Air Force Airman Jordan Painter, Air Force Airman Angel L. Oty, and Air Force Airman Chris E. Kiernan recently graduated from basic military training at Lackland Air Force Base, San Antonio, Texas.
The airman completed an intensive, eight-week program that included training in military discipline and studies, Air Force core values, physical fitness, and basic warfare principles and skills.
Painter is the son of Jeff Painter of Poplar Hill Drive, Johnson City. Painter is a 2007 graduate of David Crockett High School in Jonesborough.
Oty is the daughter of Cathy Reynolds-Mattix of Heritage Road N., Chuckey, and Shane Reynolds of Black Road, Greeneville.

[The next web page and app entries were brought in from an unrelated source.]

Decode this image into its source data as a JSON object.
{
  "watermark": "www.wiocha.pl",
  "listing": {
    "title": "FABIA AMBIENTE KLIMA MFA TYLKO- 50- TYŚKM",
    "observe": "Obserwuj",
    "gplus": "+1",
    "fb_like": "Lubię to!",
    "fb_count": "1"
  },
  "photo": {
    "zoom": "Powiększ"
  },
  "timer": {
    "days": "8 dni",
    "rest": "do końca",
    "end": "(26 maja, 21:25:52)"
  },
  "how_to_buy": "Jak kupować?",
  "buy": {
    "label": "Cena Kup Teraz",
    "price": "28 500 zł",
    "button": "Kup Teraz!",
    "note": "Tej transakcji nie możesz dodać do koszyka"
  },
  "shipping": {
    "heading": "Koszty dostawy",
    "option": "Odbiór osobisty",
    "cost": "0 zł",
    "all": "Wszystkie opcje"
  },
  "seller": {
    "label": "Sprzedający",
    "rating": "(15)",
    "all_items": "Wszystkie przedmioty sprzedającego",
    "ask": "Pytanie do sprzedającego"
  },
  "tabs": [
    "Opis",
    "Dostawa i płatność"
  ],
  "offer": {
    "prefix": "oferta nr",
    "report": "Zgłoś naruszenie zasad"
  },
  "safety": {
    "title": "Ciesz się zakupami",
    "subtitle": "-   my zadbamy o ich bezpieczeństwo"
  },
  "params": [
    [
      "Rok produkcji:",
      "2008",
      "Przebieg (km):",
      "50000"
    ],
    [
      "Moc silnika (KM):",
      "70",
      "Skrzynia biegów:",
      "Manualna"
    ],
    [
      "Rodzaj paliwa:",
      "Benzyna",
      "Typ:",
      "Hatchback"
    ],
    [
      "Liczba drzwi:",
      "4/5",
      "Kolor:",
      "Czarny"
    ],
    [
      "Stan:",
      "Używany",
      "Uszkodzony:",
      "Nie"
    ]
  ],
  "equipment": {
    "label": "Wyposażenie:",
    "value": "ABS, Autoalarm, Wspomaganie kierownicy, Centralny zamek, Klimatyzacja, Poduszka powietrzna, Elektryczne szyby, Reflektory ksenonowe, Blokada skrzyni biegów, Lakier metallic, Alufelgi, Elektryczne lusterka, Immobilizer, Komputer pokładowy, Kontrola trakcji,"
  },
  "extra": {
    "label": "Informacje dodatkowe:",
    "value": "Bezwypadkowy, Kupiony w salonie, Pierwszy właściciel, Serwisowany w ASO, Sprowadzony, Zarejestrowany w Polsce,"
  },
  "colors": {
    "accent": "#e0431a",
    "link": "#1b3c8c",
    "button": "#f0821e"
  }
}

Oty is a 2007 graduate of Chuckey-Doak High School.
Kiernan is the son of Tina Kiernan of Sunset Circle in Jonesborough.

Crockett alums complete Navy training, deploy to Japan
Marine Corps Pfc. Rodger D. Allen, a 2009 graduate of David Crockett High School, Jonesborough, recently reported for duty with Marine Tactical Air Command Squadron 18, Marine Corps Air Station Futenma, Okinawa, Japan.
Navy Seaman Brandon M. Curtis, son of Jennifer J. Hernandez of Telford, and Steve A. Curtis of Jonesborough, recently completed U.S. Navy basic training at Recruit Training Command, Great Lakes, Ill.
Curtis is a 2009 graduate of David Crockett High School of Jonesborough.
During the eight-week program, Curtis completed a variety of training which included classroom study and practical instruction on naval customs, first aid, firefighting, water safety and survival, and shipboard and aircraft safety. An emphasis was also placed on physical fitness.

Local men complete Marine Corps basic training
Two local men recently completed 12 weeks of basic training at Marine Corps Recruit Depot, Parris Island, S. C. designed to challenge new Marine recruits both physically and mentally.
Marine Corps Pvt. Jordan W. Mason, son of Breau E. and Richard N. Mason of Limestone, and Marine Corps Reserve Pvt. Alonzo P. Willis, son of Shilla R. and Timmy C. Willis of Jonesborough.
They and their fellow recruits underwent physical training and spent numerous hours in classroom and field assignments.
Mason, Willis and other recruits also received instruction on the Marine Corps’ core values – honor, courage and commitment – and what the core values mean in guiding personal and professional conduct.
Mason, Willis and fellow recruits ended the training phase with The Crucible, a 54-hour, team evolution culminating in an emotional ceremony in which recruits are presented the Marine Corps Emblem, and addressed as “Marines” for the first time in their careers.